Bigleaf maple is a rare occurrence on the property, but “there’s a good chance it was more prevalent here historically,” Eric says. “It is an important riparian species in our coastal watersheds that we hope to bring back to this property.” Riparian areas are the lands that occur directly alongside running water, such as riverbanks and floodplains.
Land Steward Eric Owen and volunteer Colin Meston unload trees at Boneyard Ridge.
The project on Boneyard Ridge is being funded by grants from the Oregon Watershed Enhancement Board (OWEB), U.S Fish and Wildlife Service and Oregon Wildlife Foundation. As part of the thinning process, the team created gaps that mimic the natural structure of a healthy forest, as well as habitat piles that are frequented by songbirds, small mammals, bugs, amphibians and other wildlife. The gaps are now being incorporated into this next phase of the project.
As opposed to planting on an open field, “this takes way more time,” Eric says. He has to navigate across the property to find the gaps that were created last fall. Fortunately, he’s received some assistance over the past month from volunteer Colin Meston, who works for the U.S. Forest Service and serves as a site steward and Conservation Committee member for NCLC. He expressed appreciation for the planting project and getting to be involved.
“It’s sort of a practical and tangible way to improve the condition of the forest,” Colin says.
This forest restoration project is a fairly unique undertaking for NCLC. The organization’s habitat enhancement efforts in the past have centered on wetland restoration, riparian plantings, invasive species management, and coastal prairie restoration.

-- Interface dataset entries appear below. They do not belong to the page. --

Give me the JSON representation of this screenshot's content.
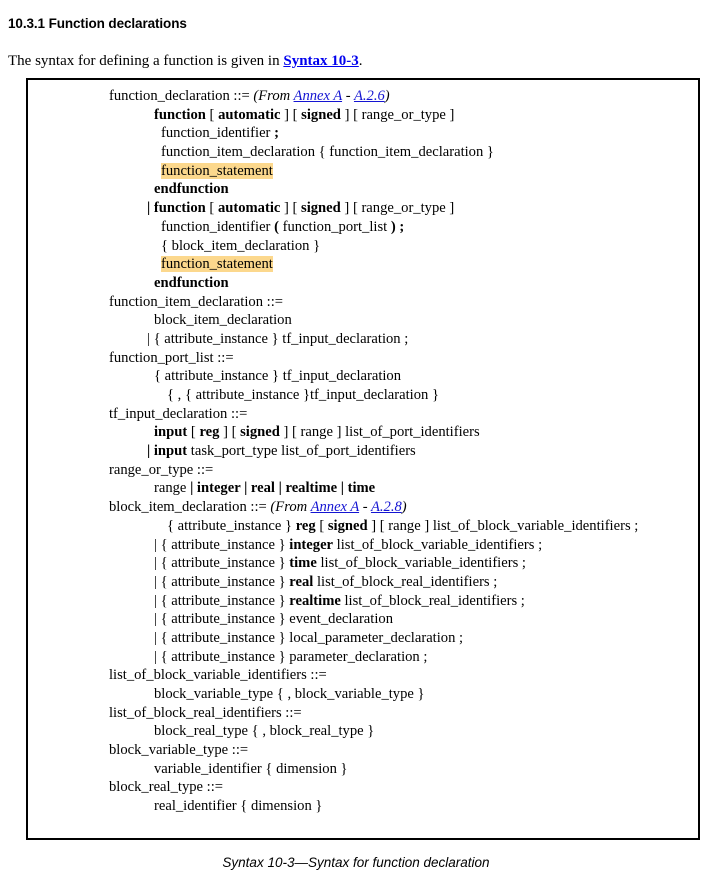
{
  "document": {
    "heading": "10.3.1 Function declarations",
    "intro": {
      "before_link": "The syntax for defining a function is given in ",
      "link_text": "Syntax 10-3",
      "after_link": "."
    },
    "caption": "Syntax 10-3—Syntax for function declaration",
    "link_color": "#0000ee",
    "highlight_color": "#fcd88d",
    "border_color": "#000000"
  },
  "syntax_box": {
    "annotations": {
      "from_label": "(From ",
      "annex_link": "Annex A",
      "dash": " - ",
      "section_a26": "A.2.6",
      "section_a28": "A.2.8",
      "close_paren": ")"
    },
    "lines": [
      {
        "id": "l1",
        "indent": "i0",
        "text": "function_declaration ::= ",
        "note": "a26"
      },
      {
        "id": "l2",
        "indent": "i3",
        "segs": [
          [
            "b",
            "function"
          ],
          [
            "n",
            " [ "
          ],
          [
            "b",
            "automatic"
          ],
          [
            "n",
            " ] [ "
          ],
          [
            "b",
            "signed"
          ],
          [
            "n",
            " ] [ range_or_type ]"
          ]
        ]
      },
      {
        "id": "l3",
        "indent": "i4",
        "segs": [
          [
            "n",
            "function_identifier "
          ],
          [
            "b",
            ";"
          ]
        ]
      },
      {
        "id": "l4",
        "indent": "i4",
        "segs": [
          [
            "n",
            "function_item_declaration { function_item_declaration }"
          ]
        ]
      },
      {
        "id": "l5",
        "indent": "i4",
        "segs": [
          [
            "h",
            "function_statement"
          ]
        ]
      },
      {
        "id": "l6",
        "indent": "i3",
        "segs": [
          [
            "b",
            "endfunction"
          ]
        ]
      },
      {
        "id": "l7",
        "indent": "i2",
        "segs": [
          [
            "b",
            "| function"
          ],
          [
            "n",
            " [ "
          ],
          [
            "b",
            "automatic"
          ],
          [
            "n",
            " ] [ "
          ],
          [
            "b",
            "signed"
          ],
          [
            "n",
            " ] [ range_or_type ]"
          ]
        ]
      },
      {
        "id": "l8",
        "indent": "i4",
        "segs": [
          [
            "n",
            "function_identifier "
          ],
          [
            "b",
            "("
          ],
          [
            "n",
            " function_port_list "
          ],
          [
            "b",
            ")"
          ],
          [
            "n",
            " "
          ],
          [
            "b",
            ";"
          ]
        ]
      },
      {
        "id": "l9",
        "indent": "i4",
        "segs": [
          [
            "n",
            "{ block_item_declaration }"
          ]
        ]
      },
      {
        "id": "l10",
        "indent": "i4",
        "segs": [
          [
            "h",
            "function_statement"
          ]
        ]
      },
      {
        "id": "l11",
        "indent": "i3",
        "segs": [
          [
            "b",
            "endfunction"
          ]
        ]
      },
      {
        "id": "l12",
        "indent": "i0",
        "segs": [
          [
            "n",
            "function_item_declaration ::="
          ]
        ]
      },
      {
        "id": "l13",
        "indent": "i3",
        "segs": [
          [
            "n",
            "block_item_declaration"
          ]
        ]
      },
      {
        "id": "l14",
        "indent": "i2",
        "segs": [
          [
            "n",
            "| { attribute_instance } tf_input_declaration ;"
          ]
        ]
      },
      {
        "id": "l15",
        "indent": "i0",
        "segs": [
          [
            "n",
            "function_port_list ::="
          ]
        ]
      },
      {
        "id": "l16",
        "indent": "i3",
        "segs": [
          [
            "n",
            "{ attribute_instance } tf_input_declaration"
          ]
        ]
      },
      {
        "id": "l17",
        "indent": "i5",
        "segs": [
          [
            "n",
            "{ , { attribute_instance }tf_input_declaration }"
          ]
        ]
      },
      {
        "id": "l18",
        "indent": "i0",
        "segs": [
          [
            "n",
            "tf_input_declaration  ::="
          ]
        ]
      },
      {
        "id": "l19",
        "indent": "i3",
        "segs": [
          [
            "b",
            "input"
          ],
          [
            "n",
            " [ "
          ],
          [
            "b",
            "reg"
          ],
          [
            "n",
            " ] [ "
          ],
          [
            "b",
            "signed"
          ],
          [
            "n",
            " ] [ range ] list_of_port_identifiers"
          ]
        ]
      },
      {
        "id": "l20",
        "indent": "i2",
        "segs": [
          [
            "b",
            "| input"
          ],
          [
            "n",
            " task_port_type list_of_port_identifiers"
          ]
        ]
      },
      {
        "id": "l21",
        "indent": "i0",
        "segs": [
          [
            "n",
            "range_or_type ::="
          ]
        ]
      },
      {
        "id": "l22",
        "indent": "i3",
        "segs": [
          [
            "n",
            "range "
          ],
          [
            "b",
            "| integer | real | realtime | time"
          ]
        ]
      },
      {
        "id": "l23",
        "indent": "i0",
        "text": "block_item_declaration ::= ",
        "note": "a28"
      },
      {
        "id": "l24",
        "indent": "i5",
        "segs": [
          [
            "n",
            "{ attribute_instance } "
          ],
          [
            "b",
            "reg"
          ],
          [
            "n",
            " [ "
          ],
          [
            "b",
            "signed"
          ],
          [
            "n",
            " ] [ range ] list_of_block_variable_identifiers ;"
          ]
        ]
      },
      {
        "id": "l25",
        "indent": "i3",
        "segs": [
          [
            "n",
            "| { attribute_instance } "
          ],
          [
            "b",
            "integer"
          ],
          [
            "n",
            " list_of_block_variable_identifiers ;"
          ]
        ]
      },
      {
        "id": "l26",
        "indent": "i3",
        "segs": [
          [
            "n",
            "| { attribute_instance } "
          ],
          [
            "b",
            "time"
          ],
          [
            "n",
            " list_of_block_variable_identifiers ;"
          ]
        ]
      },
      {
        "id": "l27",
        "indent": "i3",
        "segs": [
          [
            "n",
            "| { attribute_instance } "
          ],
          [
            "b",
            "real"
          ],
          [
            "n",
            " list_of_block_real_identifiers ;"
          ]
        ]
      },
      {
        "id": "l28",
        "indent": "i3",
        "segs": [
          [
            "n",
            "| { attribute_instance } "
          ],
          [
            "b",
            "realtime"
          ],
          [
            "n",
            " list_of_block_real_identifiers ;"
          ]
        ]
      },
      {
        "id": "l29",
        "indent": "i3",
        "segs": [
          [
            "n",
            "| { attribute_instance } event_declaration"
          ]
        ]
      },
      {
        "id": "l30",
        "indent": "i3",
        "segs": [
          [
            "n",
            "| { attribute_instance } local_parameter_declaration ;"
          ]
        ]
      },
      {
        "id": "l31",
        "indent": "i3",
        "segs": [
          [
            "n",
            "| { attribute_instance } parameter_declaration ;"
          ]
        ]
      },
      {
        "id": "l32",
        "indent": "i0",
        "segs": [
          [
            "n",
            "list_of_block_variable_identifiers ::="
          ]
        ]
      },
      {
        "id": "l33",
        "indent": "i3",
        "segs": [
          [
            "n",
            "block_variable_type { , block_variable_type }"
          ]
        ]
      },
      {
        "id": "l34",
        "indent": "i0",
        "segs": [
          [
            "n",
            "list_of_block_real_identifiers ::="
          ]
        ]
      },
      {
        "id": "l35",
        "indent": "i3",
        "segs": [
          [
            "n",
            "block_real_type { , block_real_type }"
          ]
        ]
      },
      {
        "id": "l36",
        "indent": "i0",
        "segs": [
          [
            "n",
            "block_variable_type ::="
          ]
        ]
      },
      {
        "id": "l37",
        "indent": "i3",
        "segs": [
          [
            "n",
            "variable_identifier { dimension }"
          ]
        ]
      },
      {
        "id": "l38",
        "indent": "i0",
        "segs": [
          [
            "n",
            "block_real_type ::="
          ]
        ]
      },
      {
        "id": "l39",
        "indent": "i3",
        "segs": [
          [
            "n",
            "real_identifier { dimension }"
          ]
        ]
      }
    ]
  }
}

“It’s been a cool endeavor to undertake,” Eric says, adding it “provides a good template for us to manage the forest in the [3,500-acre proposed] Rainforest Reserve,” which features similar stands of trees and conservation challenges.